Romney: "I'm not concerned about the very poor"
February 01, 2012 | CNNMoney | Link to article
Mitt Romney says he isn't worried about those living in poverty since they have government assistance programs to fall back on. Instead, he wants to focus on helping the middle class.
But not everyone is so sure that the nation's lifelines are truly protecting those who need it.
Saying the nation had a "very ample safety net," Romney cited Medicaid, food stamps and housing vouchers as examples of government programs that protect the poor.
"I'm not concerned about the very poor," Romney said on CNN Wednesday morning. "There's a safety net there, and if it needs repair I'll fix it. I'm not concerned about the very rich, they're doing just fine. I'm concerned about the heart of America, the 95% of Americans who are right now struggling."
A record number of people are now receiving government assistance.

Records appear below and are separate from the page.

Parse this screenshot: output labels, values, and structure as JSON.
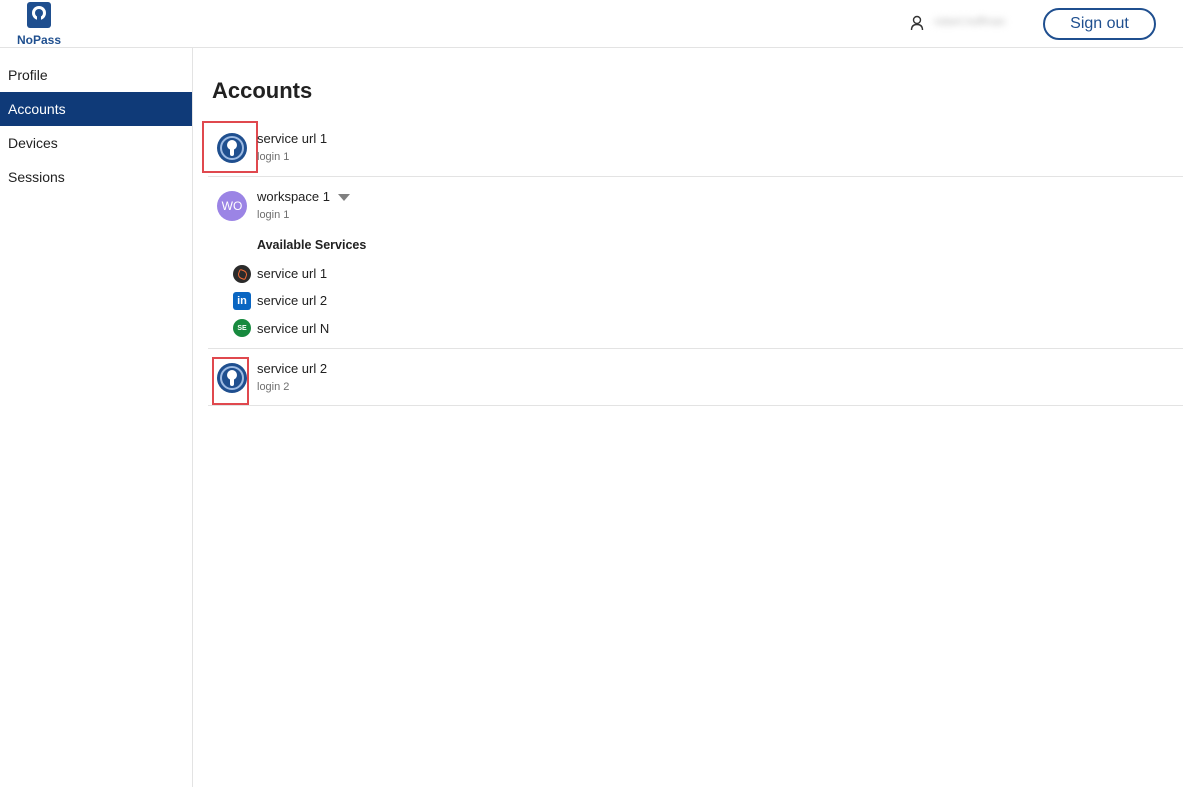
{
  "app": {
    "name": "NoPass"
  },
  "header": {
    "user_name": "robert.hoffman",
    "signout_label": "Sign out"
  },
  "sidebar": {
    "items": [
      {
        "label": "Profile",
        "active": false
      },
      {
        "label": "Accounts",
        "active": true
      },
      {
        "label": "Devices",
        "active": false
      },
      {
        "label": "Sessions",
        "active": false
      }
    ]
  },
  "main": {
    "title": "Accounts",
    "accounts": [
      {
        "title": "service url 1",
        "subtitle": "login 1",
        "icon": "nopass-key-icon"
      },
      {
        "title": "workspace 1",
        "subtitle": "login 1",
        "avatar": "WO",
        "avatar_color": "#9b84e5",
        "services_heading": "Available Services",
        "services": [
          {
            "label": "service url 1",
            "icon": "service-dark-icon",
            "badge": ""
          },
          {
            "label": "service url 2",
            "icon": "linkedin-icon",
            "badge": "in"
          },
          {
            "label": "service url N",
            "icon": "se-icon",
            "badge": "SE"
          }
        ]
      },
      {
        "title": "service url 2",
        "subtitle": "login 2",
        "icon": "nopass-key-icon"
      }
    ]
  },
  "colors": {
    "brand": "#1f4f8f",
    "nav_active": "#0f3a78",
    "highlight": "#e0484e"
  }
}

Roughly 1 in 6 Americans depend on public programs, with the largest two being Medicaid and food stamps.
The federal government spends hundreds of billions of dollars to feed, shelter and care for those in poverty. Demand has skyrocketed as a result of the Great Recession.
Federal spending on Medicaid was an estimated $275 billion in fiscal 2011, according to the Congressional Budget Office. On average, some 56.3 million people received Medicaid benefits each month that year, though millions more who qualify don't sign up.
As for food stamps, the federal government spent more than $75 billion in fiscal 2011, according to the U.S. Department of Agriculture. Nearly 45 million people got help buying food, receiving an average monthly benefit of $134.
Still, about one-quarter of those eligible for food stamps don't receive them, experts say. And for many, the monthly check is not enough to cover all their nutrition needs.
Housing vouchers cost the government another $18.3 billion in fiscal 2012. This program, which shelters 2.1 million households, is the largest federal rental aid initiative. Overall, the government puts a roof over the heads of 5 million Americans through various rental assistance efforts at a cost of $34 billion.
But unlike food stamps and Medicaid, housing assistance is not an entitlement. The amount is limited by the funding granted by Congress.
Only one-quarter of eligible families receive federal housing aid, according to Doug Rice, senior policy analyst at the Center on Budget and Policy Priorities, a left-leaning group.
So while lifelines do exist for the poor, more can be done to assist the needy, experts said.
"It is a common misconception that we don't have to worry about the very poor because they are covered by existing programs," Elizabeth Lower-Basch, senior policy analyst at CLASP, which advocates for low-income Americans. "In fact, our safety net has many holes."